→ **Problem to solve**:
Return every line below in which "text" appears.

→ **Extracted records**:
'''

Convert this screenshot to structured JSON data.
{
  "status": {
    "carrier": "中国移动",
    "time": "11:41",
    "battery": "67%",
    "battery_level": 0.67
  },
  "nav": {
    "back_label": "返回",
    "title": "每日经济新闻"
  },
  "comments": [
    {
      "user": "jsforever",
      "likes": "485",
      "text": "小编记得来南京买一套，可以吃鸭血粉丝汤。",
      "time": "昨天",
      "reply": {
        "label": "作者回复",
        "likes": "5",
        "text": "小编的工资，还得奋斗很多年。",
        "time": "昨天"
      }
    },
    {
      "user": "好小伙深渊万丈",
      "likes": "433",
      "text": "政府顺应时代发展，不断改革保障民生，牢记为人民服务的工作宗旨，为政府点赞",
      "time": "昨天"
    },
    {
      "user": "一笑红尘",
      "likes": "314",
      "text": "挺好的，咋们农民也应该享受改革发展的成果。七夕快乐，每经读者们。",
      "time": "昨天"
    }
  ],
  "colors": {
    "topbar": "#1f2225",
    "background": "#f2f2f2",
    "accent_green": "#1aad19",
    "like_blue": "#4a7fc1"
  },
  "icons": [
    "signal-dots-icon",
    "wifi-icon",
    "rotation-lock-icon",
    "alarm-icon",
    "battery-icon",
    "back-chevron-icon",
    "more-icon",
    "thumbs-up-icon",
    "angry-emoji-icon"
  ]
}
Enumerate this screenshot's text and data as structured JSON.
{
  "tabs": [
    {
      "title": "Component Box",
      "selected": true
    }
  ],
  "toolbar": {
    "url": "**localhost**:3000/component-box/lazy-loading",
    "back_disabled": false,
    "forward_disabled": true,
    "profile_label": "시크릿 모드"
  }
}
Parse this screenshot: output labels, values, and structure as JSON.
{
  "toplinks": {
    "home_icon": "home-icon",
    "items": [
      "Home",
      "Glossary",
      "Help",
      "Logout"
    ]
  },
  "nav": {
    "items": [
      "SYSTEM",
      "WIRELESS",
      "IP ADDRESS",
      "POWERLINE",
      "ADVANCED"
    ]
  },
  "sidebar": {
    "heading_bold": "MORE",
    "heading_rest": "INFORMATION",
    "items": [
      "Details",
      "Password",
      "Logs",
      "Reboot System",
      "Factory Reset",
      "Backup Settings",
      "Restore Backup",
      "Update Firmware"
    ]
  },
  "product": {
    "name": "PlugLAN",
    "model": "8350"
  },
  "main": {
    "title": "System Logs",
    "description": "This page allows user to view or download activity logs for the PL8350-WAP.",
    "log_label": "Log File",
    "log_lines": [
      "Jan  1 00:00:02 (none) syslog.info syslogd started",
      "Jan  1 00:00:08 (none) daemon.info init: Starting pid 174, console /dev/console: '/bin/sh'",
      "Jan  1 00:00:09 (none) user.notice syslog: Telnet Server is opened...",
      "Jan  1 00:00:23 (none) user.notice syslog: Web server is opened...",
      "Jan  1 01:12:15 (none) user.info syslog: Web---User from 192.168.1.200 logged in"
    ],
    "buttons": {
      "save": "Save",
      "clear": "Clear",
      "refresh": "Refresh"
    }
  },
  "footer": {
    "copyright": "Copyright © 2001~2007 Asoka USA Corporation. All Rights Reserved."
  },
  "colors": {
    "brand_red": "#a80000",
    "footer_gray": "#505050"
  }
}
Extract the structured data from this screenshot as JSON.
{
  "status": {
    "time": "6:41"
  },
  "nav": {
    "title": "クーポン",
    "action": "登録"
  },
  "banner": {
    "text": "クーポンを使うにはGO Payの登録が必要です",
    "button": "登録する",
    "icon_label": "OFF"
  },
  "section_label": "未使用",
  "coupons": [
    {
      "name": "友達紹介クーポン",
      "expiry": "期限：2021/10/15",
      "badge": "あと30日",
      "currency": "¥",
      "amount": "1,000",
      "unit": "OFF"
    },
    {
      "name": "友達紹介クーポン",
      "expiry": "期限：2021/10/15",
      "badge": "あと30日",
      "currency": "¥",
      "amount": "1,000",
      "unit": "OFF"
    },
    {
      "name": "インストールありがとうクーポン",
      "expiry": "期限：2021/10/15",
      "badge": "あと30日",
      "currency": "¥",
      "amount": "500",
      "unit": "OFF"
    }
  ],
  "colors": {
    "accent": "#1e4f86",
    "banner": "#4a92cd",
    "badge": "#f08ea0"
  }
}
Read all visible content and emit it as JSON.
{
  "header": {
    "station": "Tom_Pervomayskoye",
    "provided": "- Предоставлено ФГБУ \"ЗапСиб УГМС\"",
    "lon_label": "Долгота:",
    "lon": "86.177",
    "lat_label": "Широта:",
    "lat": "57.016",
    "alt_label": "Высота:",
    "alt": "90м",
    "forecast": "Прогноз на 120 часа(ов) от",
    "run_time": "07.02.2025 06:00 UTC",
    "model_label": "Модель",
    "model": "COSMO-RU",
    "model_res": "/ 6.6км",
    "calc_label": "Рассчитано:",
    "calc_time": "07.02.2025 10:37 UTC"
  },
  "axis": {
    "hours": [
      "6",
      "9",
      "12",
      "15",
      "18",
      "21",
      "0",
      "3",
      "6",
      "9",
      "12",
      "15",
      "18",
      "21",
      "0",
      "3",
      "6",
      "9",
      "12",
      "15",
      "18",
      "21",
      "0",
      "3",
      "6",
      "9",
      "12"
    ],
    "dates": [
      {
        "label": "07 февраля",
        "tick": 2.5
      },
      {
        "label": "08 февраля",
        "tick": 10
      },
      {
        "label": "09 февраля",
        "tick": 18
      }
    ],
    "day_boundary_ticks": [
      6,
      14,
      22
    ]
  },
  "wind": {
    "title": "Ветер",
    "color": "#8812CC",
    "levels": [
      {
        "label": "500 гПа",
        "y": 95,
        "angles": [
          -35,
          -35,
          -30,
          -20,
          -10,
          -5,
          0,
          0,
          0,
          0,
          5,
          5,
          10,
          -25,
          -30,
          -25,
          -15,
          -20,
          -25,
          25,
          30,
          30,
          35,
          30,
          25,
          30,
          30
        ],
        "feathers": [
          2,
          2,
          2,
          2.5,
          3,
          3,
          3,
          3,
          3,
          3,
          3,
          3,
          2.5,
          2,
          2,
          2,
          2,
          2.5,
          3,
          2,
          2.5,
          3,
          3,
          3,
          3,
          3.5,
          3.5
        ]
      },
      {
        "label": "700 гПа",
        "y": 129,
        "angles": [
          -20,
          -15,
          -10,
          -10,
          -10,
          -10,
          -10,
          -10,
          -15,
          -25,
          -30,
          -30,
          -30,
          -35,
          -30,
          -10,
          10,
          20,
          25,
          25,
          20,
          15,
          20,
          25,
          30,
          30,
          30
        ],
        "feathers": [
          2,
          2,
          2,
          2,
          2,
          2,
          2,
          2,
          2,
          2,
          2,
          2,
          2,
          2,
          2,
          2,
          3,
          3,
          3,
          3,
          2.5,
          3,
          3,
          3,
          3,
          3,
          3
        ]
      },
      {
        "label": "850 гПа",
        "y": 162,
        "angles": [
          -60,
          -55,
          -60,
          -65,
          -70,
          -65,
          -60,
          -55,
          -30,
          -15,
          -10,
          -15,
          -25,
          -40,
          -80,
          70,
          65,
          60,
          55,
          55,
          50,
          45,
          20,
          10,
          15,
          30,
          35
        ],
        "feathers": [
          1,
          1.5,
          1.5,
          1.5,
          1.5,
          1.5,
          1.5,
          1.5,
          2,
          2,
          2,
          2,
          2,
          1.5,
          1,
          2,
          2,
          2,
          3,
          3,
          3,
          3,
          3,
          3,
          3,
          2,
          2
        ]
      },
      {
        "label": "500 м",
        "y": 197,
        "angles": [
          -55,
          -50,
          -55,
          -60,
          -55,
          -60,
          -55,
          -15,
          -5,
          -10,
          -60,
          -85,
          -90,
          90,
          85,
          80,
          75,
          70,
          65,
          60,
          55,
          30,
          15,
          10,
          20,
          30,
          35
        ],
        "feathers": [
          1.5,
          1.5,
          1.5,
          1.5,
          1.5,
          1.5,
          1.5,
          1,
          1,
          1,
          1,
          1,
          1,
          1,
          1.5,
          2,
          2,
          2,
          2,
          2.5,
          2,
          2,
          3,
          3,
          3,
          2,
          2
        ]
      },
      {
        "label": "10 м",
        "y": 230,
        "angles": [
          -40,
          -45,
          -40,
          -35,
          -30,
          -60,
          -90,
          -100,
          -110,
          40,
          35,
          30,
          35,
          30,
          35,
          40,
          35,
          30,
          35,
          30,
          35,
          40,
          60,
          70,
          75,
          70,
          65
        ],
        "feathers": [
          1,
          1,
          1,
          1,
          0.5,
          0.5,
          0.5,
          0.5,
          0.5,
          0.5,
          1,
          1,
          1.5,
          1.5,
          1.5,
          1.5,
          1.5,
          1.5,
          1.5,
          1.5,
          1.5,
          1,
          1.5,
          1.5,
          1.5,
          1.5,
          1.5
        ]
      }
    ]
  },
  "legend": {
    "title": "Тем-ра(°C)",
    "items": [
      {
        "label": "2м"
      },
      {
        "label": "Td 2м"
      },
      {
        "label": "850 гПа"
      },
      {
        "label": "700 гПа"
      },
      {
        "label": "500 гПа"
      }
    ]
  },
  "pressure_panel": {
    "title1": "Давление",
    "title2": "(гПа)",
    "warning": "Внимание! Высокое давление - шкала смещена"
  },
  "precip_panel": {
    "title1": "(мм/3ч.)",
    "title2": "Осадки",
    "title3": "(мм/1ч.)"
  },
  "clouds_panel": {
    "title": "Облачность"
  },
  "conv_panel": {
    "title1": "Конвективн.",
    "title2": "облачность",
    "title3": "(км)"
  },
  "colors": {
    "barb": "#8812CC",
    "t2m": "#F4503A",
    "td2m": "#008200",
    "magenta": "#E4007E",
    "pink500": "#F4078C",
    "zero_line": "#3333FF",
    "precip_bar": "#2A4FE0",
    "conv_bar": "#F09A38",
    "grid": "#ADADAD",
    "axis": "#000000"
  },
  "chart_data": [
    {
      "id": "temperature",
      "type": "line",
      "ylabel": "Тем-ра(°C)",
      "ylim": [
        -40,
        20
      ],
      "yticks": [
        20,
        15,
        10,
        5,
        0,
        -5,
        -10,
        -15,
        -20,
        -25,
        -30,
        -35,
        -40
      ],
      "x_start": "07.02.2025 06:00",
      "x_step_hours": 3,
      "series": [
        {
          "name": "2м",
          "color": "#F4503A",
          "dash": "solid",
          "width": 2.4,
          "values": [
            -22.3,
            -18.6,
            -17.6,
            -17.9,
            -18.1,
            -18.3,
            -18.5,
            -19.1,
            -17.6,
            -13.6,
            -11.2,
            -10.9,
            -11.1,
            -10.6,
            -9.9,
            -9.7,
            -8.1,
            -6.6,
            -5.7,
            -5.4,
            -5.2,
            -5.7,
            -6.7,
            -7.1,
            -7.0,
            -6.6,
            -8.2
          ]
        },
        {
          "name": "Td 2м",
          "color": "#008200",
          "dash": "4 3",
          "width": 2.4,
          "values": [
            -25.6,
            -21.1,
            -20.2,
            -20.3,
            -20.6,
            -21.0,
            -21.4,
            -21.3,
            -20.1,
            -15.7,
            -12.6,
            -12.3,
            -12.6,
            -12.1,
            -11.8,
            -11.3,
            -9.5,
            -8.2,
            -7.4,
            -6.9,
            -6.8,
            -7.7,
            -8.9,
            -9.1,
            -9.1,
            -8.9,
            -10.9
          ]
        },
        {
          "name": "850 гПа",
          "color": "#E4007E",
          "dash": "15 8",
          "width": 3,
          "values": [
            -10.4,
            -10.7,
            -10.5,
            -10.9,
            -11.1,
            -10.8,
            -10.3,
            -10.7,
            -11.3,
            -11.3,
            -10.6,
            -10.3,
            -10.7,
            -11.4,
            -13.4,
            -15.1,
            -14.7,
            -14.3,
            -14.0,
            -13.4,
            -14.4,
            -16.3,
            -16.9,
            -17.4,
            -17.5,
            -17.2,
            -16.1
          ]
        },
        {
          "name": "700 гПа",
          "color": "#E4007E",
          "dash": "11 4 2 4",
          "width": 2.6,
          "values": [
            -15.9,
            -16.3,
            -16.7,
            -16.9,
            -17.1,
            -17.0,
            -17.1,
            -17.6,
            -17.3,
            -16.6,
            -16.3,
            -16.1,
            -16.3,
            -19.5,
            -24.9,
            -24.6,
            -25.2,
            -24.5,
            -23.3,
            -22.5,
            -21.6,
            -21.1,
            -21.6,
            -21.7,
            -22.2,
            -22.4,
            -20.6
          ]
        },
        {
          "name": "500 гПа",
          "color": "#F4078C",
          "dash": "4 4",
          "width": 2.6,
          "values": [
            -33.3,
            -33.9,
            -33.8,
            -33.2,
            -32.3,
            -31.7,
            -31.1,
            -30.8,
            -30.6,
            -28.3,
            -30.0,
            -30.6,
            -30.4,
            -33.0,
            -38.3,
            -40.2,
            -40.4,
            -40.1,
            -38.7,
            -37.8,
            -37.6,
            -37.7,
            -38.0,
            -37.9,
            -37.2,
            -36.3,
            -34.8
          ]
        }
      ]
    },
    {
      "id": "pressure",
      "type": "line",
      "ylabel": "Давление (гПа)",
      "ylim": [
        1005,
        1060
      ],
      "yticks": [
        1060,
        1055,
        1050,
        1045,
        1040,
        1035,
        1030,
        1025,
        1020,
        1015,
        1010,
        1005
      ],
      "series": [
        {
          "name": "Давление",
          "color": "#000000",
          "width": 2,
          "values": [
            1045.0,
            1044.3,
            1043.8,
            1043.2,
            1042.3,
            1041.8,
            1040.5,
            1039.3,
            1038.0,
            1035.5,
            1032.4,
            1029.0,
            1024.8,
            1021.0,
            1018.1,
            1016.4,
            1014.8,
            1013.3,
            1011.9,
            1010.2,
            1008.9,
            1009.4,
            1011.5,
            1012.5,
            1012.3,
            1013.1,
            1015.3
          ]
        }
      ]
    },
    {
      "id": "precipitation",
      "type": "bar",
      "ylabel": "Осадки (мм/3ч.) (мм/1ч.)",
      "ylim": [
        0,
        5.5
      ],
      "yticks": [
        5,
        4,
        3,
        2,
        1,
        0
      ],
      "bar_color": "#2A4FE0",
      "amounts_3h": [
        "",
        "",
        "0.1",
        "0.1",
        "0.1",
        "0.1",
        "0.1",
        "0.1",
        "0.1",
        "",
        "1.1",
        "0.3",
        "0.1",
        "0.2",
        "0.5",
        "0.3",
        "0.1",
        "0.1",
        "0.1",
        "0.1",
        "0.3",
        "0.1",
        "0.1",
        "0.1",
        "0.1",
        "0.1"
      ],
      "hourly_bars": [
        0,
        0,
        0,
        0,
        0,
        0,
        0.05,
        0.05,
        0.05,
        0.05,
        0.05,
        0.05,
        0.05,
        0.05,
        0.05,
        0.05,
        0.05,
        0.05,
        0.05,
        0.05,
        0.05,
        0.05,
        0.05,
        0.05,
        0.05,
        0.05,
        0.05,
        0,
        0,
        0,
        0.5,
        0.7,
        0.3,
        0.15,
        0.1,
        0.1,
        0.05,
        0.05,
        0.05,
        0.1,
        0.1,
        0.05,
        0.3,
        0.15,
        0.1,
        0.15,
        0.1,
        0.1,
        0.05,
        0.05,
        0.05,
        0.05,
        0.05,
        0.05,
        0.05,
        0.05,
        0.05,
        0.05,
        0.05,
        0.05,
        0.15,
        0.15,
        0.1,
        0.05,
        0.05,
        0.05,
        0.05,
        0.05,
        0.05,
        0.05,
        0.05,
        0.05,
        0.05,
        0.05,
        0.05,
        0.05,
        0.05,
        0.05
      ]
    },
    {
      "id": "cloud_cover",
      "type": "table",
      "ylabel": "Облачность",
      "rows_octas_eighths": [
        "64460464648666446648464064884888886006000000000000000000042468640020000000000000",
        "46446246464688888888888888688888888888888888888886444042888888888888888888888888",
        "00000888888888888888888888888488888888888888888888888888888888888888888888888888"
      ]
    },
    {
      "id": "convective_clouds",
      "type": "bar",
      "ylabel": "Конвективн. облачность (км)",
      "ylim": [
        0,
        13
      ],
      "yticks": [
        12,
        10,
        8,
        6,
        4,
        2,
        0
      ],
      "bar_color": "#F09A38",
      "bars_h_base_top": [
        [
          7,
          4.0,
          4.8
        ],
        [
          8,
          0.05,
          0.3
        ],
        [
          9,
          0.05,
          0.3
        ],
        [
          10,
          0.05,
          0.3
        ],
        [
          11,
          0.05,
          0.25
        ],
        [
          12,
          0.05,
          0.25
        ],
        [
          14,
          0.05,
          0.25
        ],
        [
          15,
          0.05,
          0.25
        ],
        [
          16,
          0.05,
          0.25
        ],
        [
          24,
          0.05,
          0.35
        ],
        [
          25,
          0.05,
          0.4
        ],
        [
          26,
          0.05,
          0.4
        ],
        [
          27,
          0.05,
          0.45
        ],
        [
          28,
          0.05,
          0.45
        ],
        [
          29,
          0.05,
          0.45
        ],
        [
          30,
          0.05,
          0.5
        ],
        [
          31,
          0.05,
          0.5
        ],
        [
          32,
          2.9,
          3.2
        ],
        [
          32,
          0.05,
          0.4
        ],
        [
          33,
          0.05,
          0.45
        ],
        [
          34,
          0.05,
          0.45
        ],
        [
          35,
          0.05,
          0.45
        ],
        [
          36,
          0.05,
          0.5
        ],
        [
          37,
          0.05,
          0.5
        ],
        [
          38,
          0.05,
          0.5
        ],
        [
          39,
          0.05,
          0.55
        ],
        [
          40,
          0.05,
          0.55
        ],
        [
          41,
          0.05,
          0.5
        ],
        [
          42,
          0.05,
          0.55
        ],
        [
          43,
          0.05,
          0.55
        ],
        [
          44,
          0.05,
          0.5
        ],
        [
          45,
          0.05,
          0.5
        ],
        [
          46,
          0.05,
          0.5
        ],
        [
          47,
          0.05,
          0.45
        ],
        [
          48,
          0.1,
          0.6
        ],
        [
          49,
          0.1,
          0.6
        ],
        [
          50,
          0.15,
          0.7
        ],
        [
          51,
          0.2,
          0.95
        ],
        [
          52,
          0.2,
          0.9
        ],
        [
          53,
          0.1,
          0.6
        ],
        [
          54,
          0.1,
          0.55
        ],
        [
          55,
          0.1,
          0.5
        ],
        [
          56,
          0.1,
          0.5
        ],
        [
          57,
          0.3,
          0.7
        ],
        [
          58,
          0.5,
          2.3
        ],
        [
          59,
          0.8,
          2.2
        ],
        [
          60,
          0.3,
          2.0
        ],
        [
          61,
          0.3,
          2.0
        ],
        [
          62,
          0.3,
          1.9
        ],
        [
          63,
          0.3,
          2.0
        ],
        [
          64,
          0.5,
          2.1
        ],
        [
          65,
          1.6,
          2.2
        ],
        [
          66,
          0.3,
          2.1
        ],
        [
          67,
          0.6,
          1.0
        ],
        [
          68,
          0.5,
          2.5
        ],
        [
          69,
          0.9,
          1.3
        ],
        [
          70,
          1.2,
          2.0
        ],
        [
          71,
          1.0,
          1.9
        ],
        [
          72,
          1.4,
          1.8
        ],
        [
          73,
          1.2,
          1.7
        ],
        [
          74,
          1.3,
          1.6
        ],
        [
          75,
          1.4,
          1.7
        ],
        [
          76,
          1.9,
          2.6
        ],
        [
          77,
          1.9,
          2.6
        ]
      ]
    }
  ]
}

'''

→ **Response to this task**:
      "text": "小编记得来南京买一套，可以吃鸭血粉丝汤。",
        "text": "小编的工资，还得奋斗很多年。",
      "text": "政府顺应时代发展，不断改革保障民生，牢记为人民服务的工作宗旨，为政府点赞",
      "text": "挺好的，咋们农民也应该享受改革发展的成果。七夕快乐，每经读者们。",
Enumerate this screenshot's text and data as structured JSON.
    "text": "クーポンを使うにはGO Payの登録が必要です",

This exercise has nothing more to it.